Problem requirements | Reproduce exactly the lines from the one containing "What's the underlying" through the last line of the records below, both included. Leave out any pictures.

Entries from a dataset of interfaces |
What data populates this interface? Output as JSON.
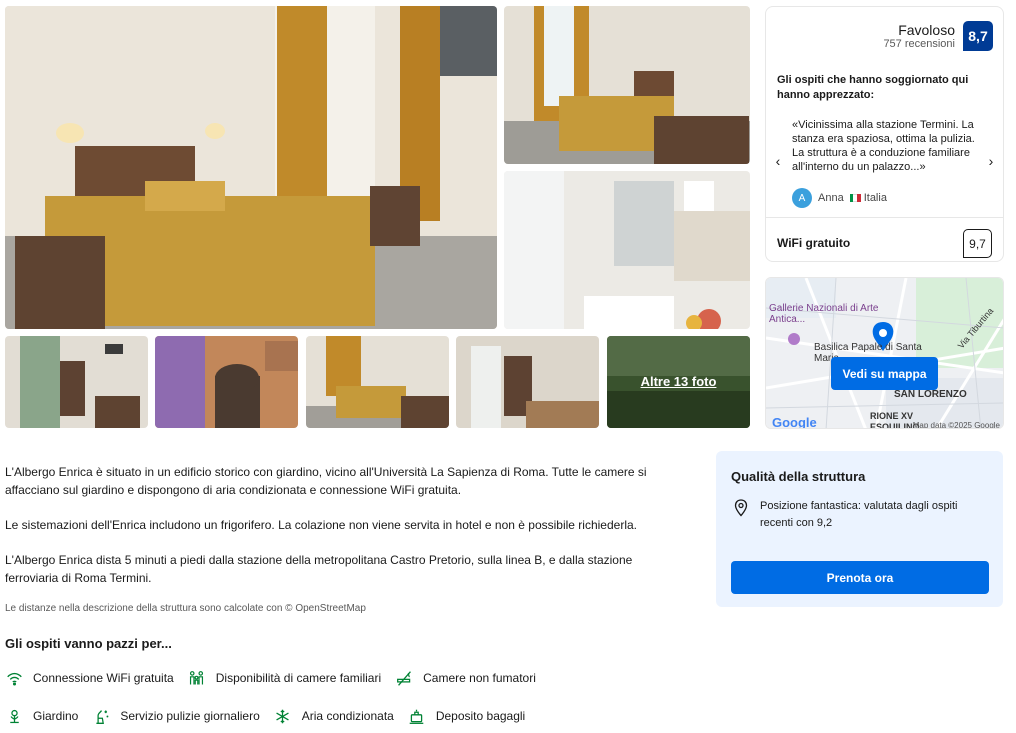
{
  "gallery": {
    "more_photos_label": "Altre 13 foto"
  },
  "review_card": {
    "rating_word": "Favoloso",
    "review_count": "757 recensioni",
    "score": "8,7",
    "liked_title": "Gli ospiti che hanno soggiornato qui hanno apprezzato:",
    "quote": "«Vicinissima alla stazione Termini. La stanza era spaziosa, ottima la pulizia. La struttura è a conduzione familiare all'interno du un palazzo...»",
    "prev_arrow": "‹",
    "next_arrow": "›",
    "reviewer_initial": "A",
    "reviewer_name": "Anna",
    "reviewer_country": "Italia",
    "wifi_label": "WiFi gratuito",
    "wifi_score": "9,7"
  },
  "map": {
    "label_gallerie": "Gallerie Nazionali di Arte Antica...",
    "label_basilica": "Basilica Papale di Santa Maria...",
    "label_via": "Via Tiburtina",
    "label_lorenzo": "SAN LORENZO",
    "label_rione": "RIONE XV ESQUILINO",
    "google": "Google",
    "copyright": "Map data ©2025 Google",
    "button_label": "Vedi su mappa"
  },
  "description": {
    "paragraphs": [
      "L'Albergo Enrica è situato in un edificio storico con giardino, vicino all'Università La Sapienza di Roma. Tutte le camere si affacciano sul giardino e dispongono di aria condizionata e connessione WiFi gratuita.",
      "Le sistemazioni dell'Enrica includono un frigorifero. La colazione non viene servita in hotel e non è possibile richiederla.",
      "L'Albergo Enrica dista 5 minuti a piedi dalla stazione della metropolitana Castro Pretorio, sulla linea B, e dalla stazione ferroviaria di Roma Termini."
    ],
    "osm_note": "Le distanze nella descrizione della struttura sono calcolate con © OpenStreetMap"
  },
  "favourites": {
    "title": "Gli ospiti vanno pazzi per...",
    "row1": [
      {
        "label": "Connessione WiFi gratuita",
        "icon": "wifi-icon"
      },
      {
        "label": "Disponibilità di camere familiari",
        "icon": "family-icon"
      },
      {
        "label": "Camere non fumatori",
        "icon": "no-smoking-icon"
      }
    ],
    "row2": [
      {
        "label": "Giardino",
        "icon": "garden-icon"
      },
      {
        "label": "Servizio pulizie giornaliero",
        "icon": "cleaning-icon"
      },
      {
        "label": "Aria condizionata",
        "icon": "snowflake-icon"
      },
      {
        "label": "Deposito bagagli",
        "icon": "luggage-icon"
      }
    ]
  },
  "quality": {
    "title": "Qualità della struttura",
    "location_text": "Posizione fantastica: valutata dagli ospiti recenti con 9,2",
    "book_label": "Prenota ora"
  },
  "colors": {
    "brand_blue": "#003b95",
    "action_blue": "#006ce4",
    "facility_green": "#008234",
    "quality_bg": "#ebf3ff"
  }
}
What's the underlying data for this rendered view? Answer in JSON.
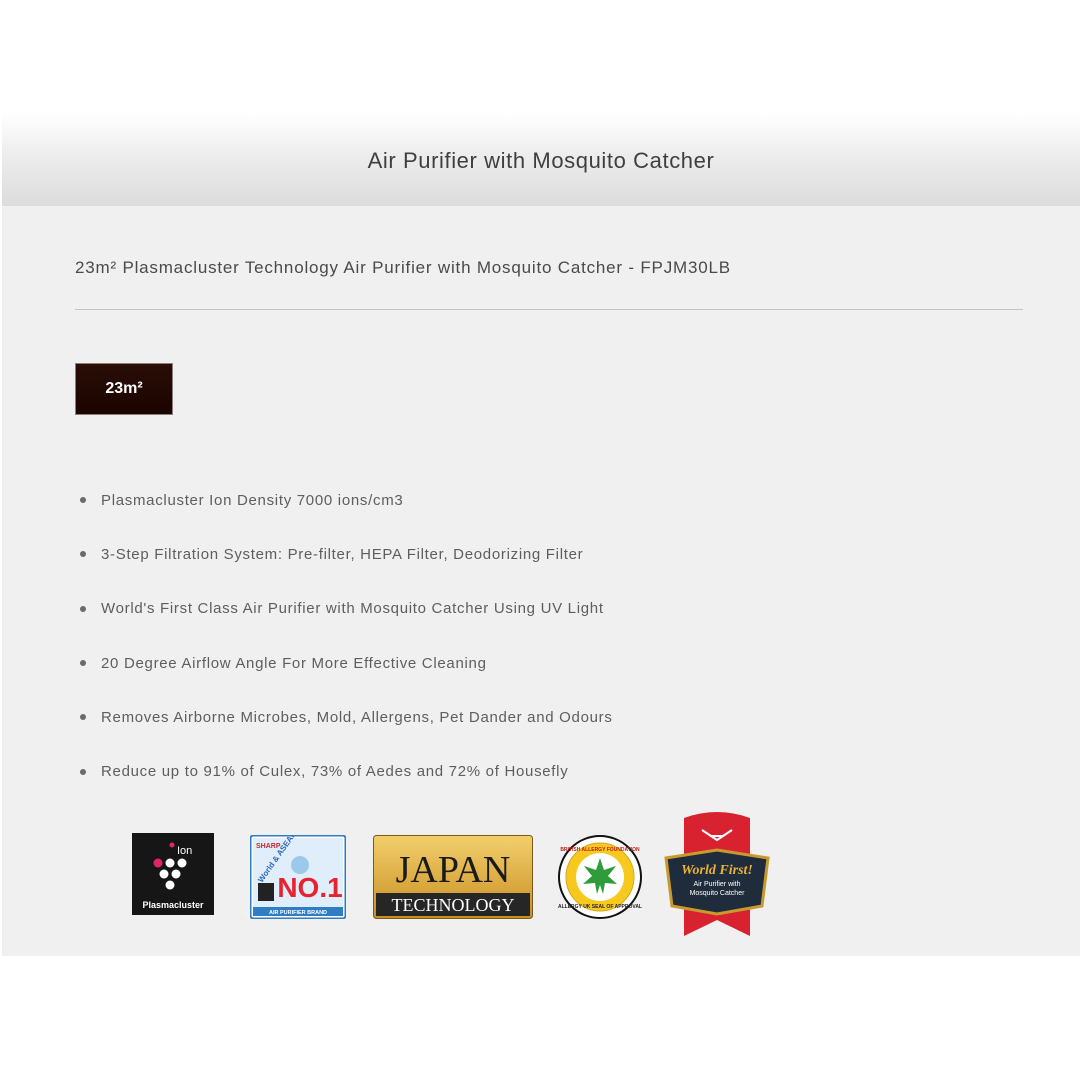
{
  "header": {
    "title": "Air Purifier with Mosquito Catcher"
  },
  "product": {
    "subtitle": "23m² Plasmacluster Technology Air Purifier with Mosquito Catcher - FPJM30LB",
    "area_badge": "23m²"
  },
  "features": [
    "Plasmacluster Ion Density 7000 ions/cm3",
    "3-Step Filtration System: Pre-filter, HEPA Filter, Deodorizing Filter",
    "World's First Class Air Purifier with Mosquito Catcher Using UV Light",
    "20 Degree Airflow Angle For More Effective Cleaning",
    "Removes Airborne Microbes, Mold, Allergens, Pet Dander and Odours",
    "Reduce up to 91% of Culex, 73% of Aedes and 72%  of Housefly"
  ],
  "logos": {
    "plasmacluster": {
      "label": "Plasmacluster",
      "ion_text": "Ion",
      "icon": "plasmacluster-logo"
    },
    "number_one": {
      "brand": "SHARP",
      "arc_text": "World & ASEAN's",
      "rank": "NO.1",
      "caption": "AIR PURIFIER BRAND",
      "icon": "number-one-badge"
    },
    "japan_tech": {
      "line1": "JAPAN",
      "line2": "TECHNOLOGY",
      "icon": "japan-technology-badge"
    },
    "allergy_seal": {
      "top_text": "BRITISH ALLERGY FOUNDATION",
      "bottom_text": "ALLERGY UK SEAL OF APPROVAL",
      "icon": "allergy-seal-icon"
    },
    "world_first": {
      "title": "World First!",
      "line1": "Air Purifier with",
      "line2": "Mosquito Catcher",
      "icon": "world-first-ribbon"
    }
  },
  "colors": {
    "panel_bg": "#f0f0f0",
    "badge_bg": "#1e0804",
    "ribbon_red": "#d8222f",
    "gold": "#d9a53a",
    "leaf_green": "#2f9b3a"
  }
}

Exercise response |
What's the underlying data for this rendered view? Answer in JSON.
{
  "header": {
    "title": "Air Purifier with Mosquito Catcher"
  },
  "product": {
    "subtitle": "23m² Plasmacluster Technology Air Purifier with Mosquito Catcher - FPJM30LB",
    "area_badge": "23m²"
  },
  "features": [
    "Plasmacluster Ion Density 7000 ions/cm3",
    "3-Step Filtration System: Pre-filter, HEPA Filter, Deodorizing Filter",
    "World's First Class Air Purifier with Mosquito Catcher Using UV Light",
    "20 Degree Airflow Angle For More Effective Cleaning",
    "Removes Airborne Microbes, Mold, Allergens, Pet Dander and Odours",
    "Reduce up to 91% of Culex, 73% of Aedes and 72%  of Housefly"
  ],
  "logos": {
    "plasmacluster": {
      "label": "Plasmacluster",
      "ion_text": "Ion",
      "icon": "plasmacluster-logo"
    },
    "number_one": {
      "brand": "SHARP",
      "arc_text": "World & ASEAN's",
      "rank": "NO.1",
      "caption": "AIR PURIFIER BRAND",
      "icon": "number-one-badge"
    },
    "japan_tech": {
      "line1": "JAPAN",
      "line2": "TECHNOLOGY",
      "icon": "japan-technology-badge"
    },
    "allergy_seal": {
      "top_text": "BRITISH ALLERGY FOUNDATION",
      "bottom_text": "ALLERGY UK SEAL OF APPROVAL",
      "icon": "allergy-seal-icon"
    },
    "world_first": {
      "title": "World First!",
      "line1": "Air Purifier with",
      "line2": "Mosquito Catcher",
      "icon": "world-first-ribbon"
    }
  },
  "colors": {
    "panel_bg": "#f0f0f0",
    "badge_bg": "#1e0804",
    "ribbon_red": "#d8222f",
    "gold": "#d9a53a",
    "leaf_green": "#2f9b3a"
  }
}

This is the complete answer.